“There were a lot of provisions thrown in, in an effort to get something passed,” says Val Halamandaris, president of the NAHC. “It’s light on the subject of long-term care. How can you ignore this with 78 million baby boomers getting ready for retirement years?”
What’s needed is more help and assistance for people to remain independent, he says. Right now, there’s somewhat of a dichotomy in terms of what the government will pay for through Medicare and Medicaid: home health care, or institutional care.
“If we try to pay for it all, we cannot physically afford it,” Halamandaris says.
To him, the most important part of the Supreme Court ruling on the constitutionality of the Affordable Care Act was that the Medicaid provisions were sustained, because “they do [go] a little bit in the direction of beginning to shift the basis from institutional care to home- and community-based care.”
That’s the only way he knows of to meet the needs that people are going to have, he says, adding that there must be increased access to home care services.
“That was pretty well neglected and needs to be addressed,” says Halamandaris regarding the healthcare reform law. “We think the states are going to need more time [to implement the new rules and provisions]. 2014 is a date many are not able to meet, [as] many have been waiting to see [what the Supreme Court ruling would be].”
But if there continues to be cuts to the Medicare program, that might not happen. “People are always looking to make additional cuts to Medicare,” he says. “Home health care [funding] was cut disproportionately.”
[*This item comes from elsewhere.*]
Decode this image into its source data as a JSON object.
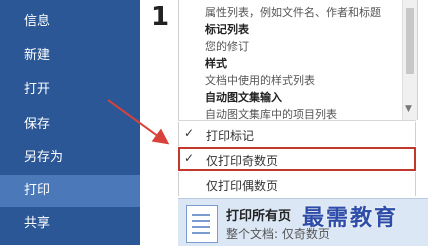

The administration should wait for a couple years, he thinks, which would “save a lot of money instead of another rush to cut Medicare and Medicaid.”
Written by Alyssa Gerace